This thesis presents techniques to implement analog-to-digital converters (ADCs) under an ultra-low-supply-voltage of 0.2 V to reduce the power consumption. The thesis proposes a dynamic bulk biasing circuit to adjust the PMOS bulk voltage to balance the NMOS and PMOS drain currents to guarantee functionality in the presence of process, voltage, and temperature variations. The dynamic bulk bias circuit is analyzed rigorously to show its functionality. This thesis also describes a new comparator suitable for a 0.2-V supply using ac-coupling, stacked input pairs, and voltage-boosted load capacitor. A 10-bit 5-kS/s successive-approximation-register (SAR) ADC in a 180-nm CMOS process with a supply voltage of 0.2 V demonstrates these ideas. The ADC exhibits a differential nonlinearity (DNL) and integral nonlinearity (INL) within +0.42/-0.45 and +0.62/-0.67 LSB, respectively. The measured SFDR and SNDR at 5 kS/s with a Nyquist-frequency input are 65.9 dB and 52.1 dB, respectively. The entire ADC and dynamic bulk biasing circuitry consume 22 nW including leakage power to yield a figure-of-meirt (FoM) of 8.8 fJ/conv.-step. Measurements of multiple chips show the proposed dynamic bulk biasing fully recovers the ADC performance when the supply voltage is varied. The nW power consumption makes the design well suited for wireless sensor node and energy harvester applications.
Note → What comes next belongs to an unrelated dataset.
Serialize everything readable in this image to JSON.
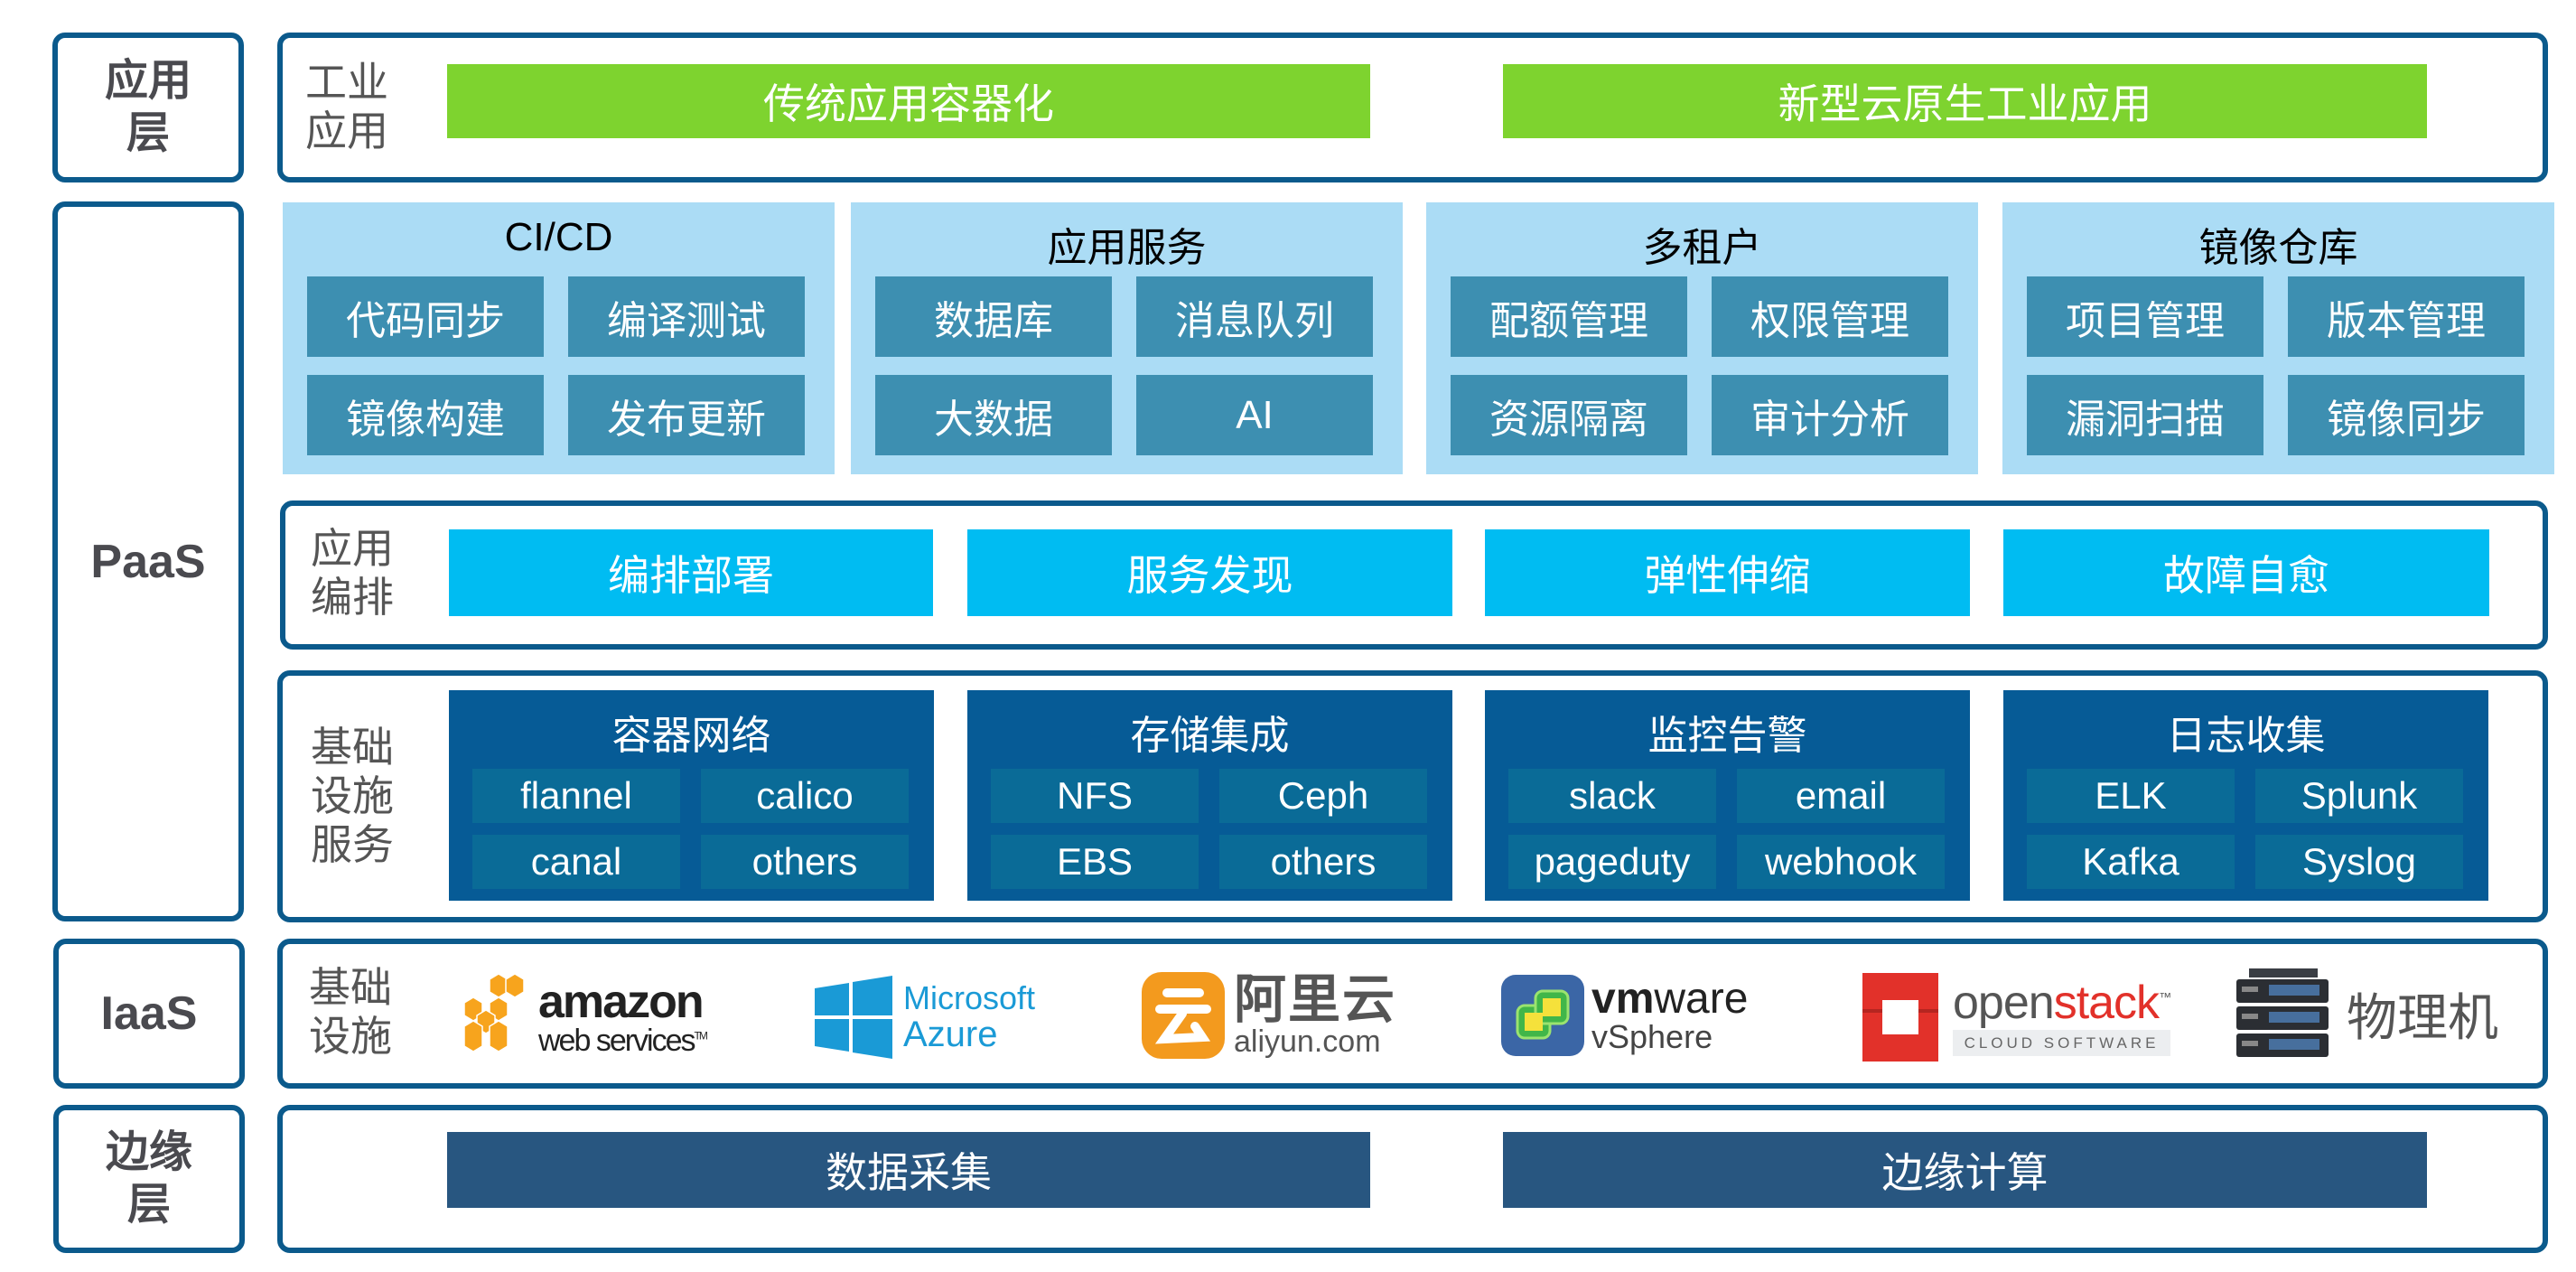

College and Department
Electrical and Computer Engineering
BYU ScholarsArchive Citation
Petrie, Alexander Craig, "Ultra-Low-Supply-Voltage Analog-to-Digital Converters" (2019). Theses and Dissertations. 9122.
low voltage, dynamic bulk biasing, SAR ADC, subthreshold operation